■ Work required:
When you copy the data, keep every word exactly as it is and leave the pictures out.

[Items from an interface collection]
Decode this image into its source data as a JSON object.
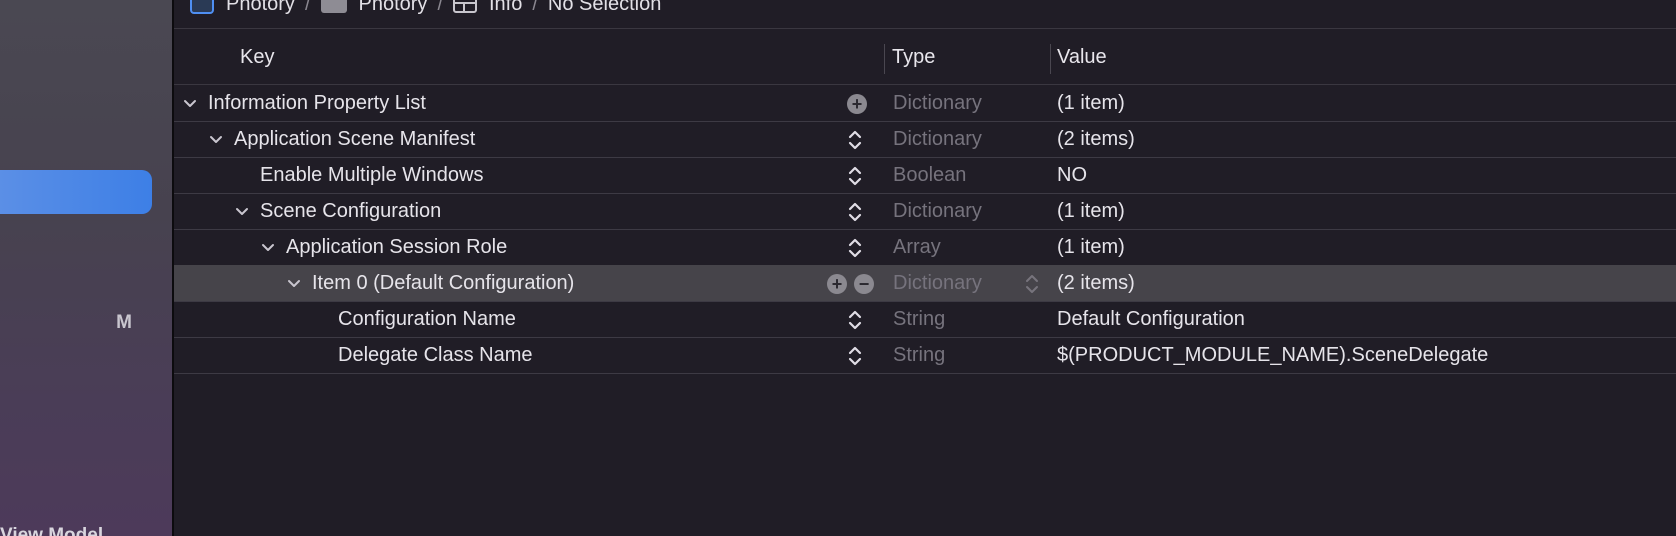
{
  "breadcrumb": {
    "items": [
      {
        "label": "Photory",
        "icon": "app-icon"
      },
      {
        "label": "Photory",
        "icon": "folder-icon"
      },
      {
        "label": "Info",
        "icon": "plist-table-icon"
      },
      {
        "label": "No Selection",
        "icon": ""
      }
    ],
    "separator": "/"
  },
  "sidebar": {
    "badge": "M",
    "cutoff_text": "View Model"
  },
  "columns": {
    "key": "Key",
    "type": "Type",
    "value": "Value"
  },
  "rows": [
    {
      "key": "Information Property List",
      "type": "Dictionary",
      "value": "(1 item)",
      "expanded": true,
      "level": 0,
      "add_button": true,
      "remove_button": false,
      "stepper": false
    },
    {
      "key": "Application Scene Manifest",
      "type": "Dictionary",
      "value": "(2 items)",
      "expanded": true,
      "level": 1,
      "stepper": true
    },
    {
      "key": "Enable Multiple Windows",
      "type": "Boolean",
      "value": "NO",
      "expanded": null,
      "level": 2,
      "stepper": true
    },
    {
      "key": "Scene Configuration",
      "type": "Dictionary",
      "value": "(1 item)",
      "expanded": true,
      "level": 2,
      "stepper": true
    },
    {
      "key": "Application Session Role",
      "type": "Array",
      "value": "(1 item)",
      "expanded": true,
      "level": 3,
      "stepper": true
    },
    {
      "key": "Item 0 (Default Configuration)",
      "type": "Dictionary",
      "value": "(2 items)",
      "expanded": true,
      "level": 4,
      "selected": true,
      "add_button": true,
      "remove_button": true,
      "stepper": false
    },
    {
      "key": "Configuration Name",
      "type": "String",
      "value": "Default Configuration",
      "expanded": null,
      "level": 5,
      "stepper": true
    },
    {
      "key": "Delegate Class Name",
      "type": "String",
      "value": "$(PRODUCT_MODULE_NAME).SceneDelegate",
      "expanded": null,
      "level": 5,
      "stepper": true
    }
  ],
  "colors": {
    "background": "#201d26",
    "selection": "#46444a",
    "sidebar_selection": "#3d7fe6",
    "type_text": "#76737d"
  }
}
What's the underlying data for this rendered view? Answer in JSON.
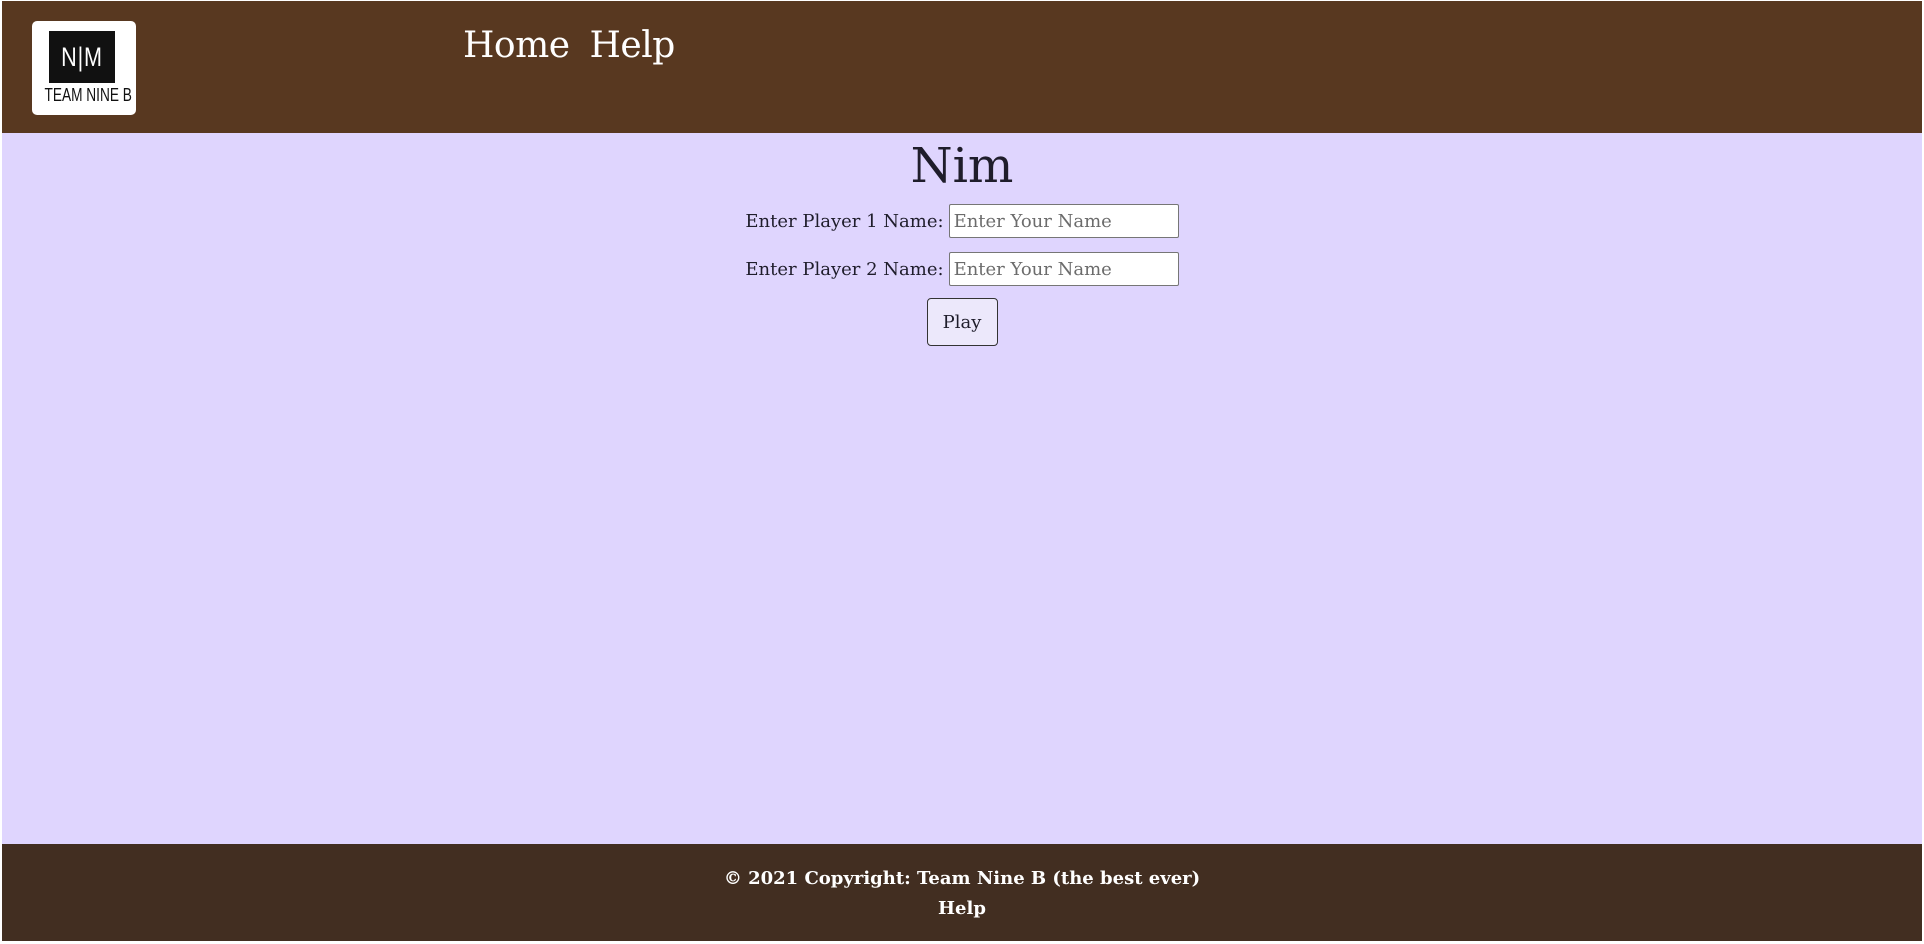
{
  "header": {
    "logo": {
      "mark": "N|M",
      "team": "TEAM NINE B"
    },
    "nav": [
      {
        "label": "Home"
      },
      {
        "label": "Help"
      }
    ]
  },
  "main": {
    "title": "Nim",
    "player1": {
      "label": "Enter Player 1 Name:",
      "placeholder": "Enter Your Name",
      "value": ""
    },
    "player2": {
      "label": "Enter Player 2 Name:",
      "placeholder": "Enter Your Name",
      "value": ""
    },
    "play_label": "Play"
  },
  "footer": {
    "copyright": "© 2021 Copyright: Team Nine B (the best ever)",
    "help_label": "Help"
  },
  "colors": {
    "header_bg": "#583820",
    "main_bg": "#dfd5fe",
    "footer_bg": "#422e21",
    "text": "#1f1d2b"
  }
}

■ Exercise response:
Decode this image into its source data as a JSON object.
{
  "breadcrumb": {
    "items": [
      {
        "label": "Photory",
        "icon": "app-icon"
      },
      {
        "label": "Photory",
        "icon": "folder-icon"
      },
      {
        "label": "Info",
        "icon": "plist-table-icon"
      },
      {
        "label": "No Selection",
        "icon": ""
      }
    ],
    "separator": "/"
  },
  "sidebar": {
    "badge": "M",
    "cutoff_text": "View Model"
  },
  "columns": {
    "key": "Key",
    "type": "Type",
    "value": "Value"
  },
  "rows": [
    {
      "key": "Information Property List",
      "type": "Dictionary",
      "value": "(1 item)",
      "expanded": true,
      "level": 0,
      "add_button": true,
      "remove_button": false,
      "stepper": false
    },
    {
      "key": "Application Scene Manifest",
      "type": "Dictionary",
      "value": "(2 items)",
      "expanded": true,
      "level": 1,
      "stepper": true
    },
    {
      "key": "Enable Multiple Windows",
      "type": "Boolean",
      "value": "NO",
      "expanded": null,
      "level": 2,
      "stepper": true
    },
    {
      "key": "Scene Configuration",
      "type": "Dictionary",
      "value": "(1 item)",
      "expanded": true,
      "level": 2,
      "stepper": true
    },
    {
      "key": "Application Session Role",
      "type": "Array",
      "value": "(1 item)",
      "expanded": true,
      "level": 3,
      "stepper": true
    },
    {
      "key": "Item 0 (Default Configuration)",
      "type": "Dictionary",
      "value": "(2 items)",
      "expanded": true,
      "level": 4,
      "selected": true,
      "add_button": true,
      "remove_button": true,
      "stepper": false
    },
    {
      "key": "Configuration Name",
      "type": "String",
      "value": "Default Configuration",
      "expanded": null,
      "level": 5,
      "stepper": true
    },
    {
      "key": "Delegate Class Name",
      "type": "String",
      "value": "$(PRODUCT_MODULE_NAME).SceneDelegate",
      "expanded": null,
      "level": 5,
      "stepper": true
    }
  ],
  "colors": {
    "background": "#201d26",
    "selection": "#46444a",
    "sidebar_selection": "#3d7fe6",
    "type_text": "#76737d"
  }
}
What's the underlying data for this rendered view? Answer in JSON.
{
  "header": {
    "logo": {
      "mark": "N|M",
      "team": "TEAM NINE B"
    },
    "nav": [
      {
        "label": "Home"
      },
      {
        "label": "Help"
      }
    ]
  },
  "main": {
    "title": "Nim",
    "player1": {
      "label": "Enter Player 1 Name:",
      "placeholder": "Enter Your Name",
      "value": ""
    },
    "player2": {
      "label": "Enter Player 2 Name:",
      "placeholder": "Enter Your Name",
      "value": ""
    },
    "play_label": "Play"
  },
  "footer": {
    "copyright": "© 2021 Copyright: Team Nine B (the best ever)",
    "help_label": "Help"
  },
  "colors": {
    "header_bg": "#583820",
    "main_bg": "#dfd5fe",
    "footer_bg": "#422e21",
    "text": "#1f1d2b"
  }
}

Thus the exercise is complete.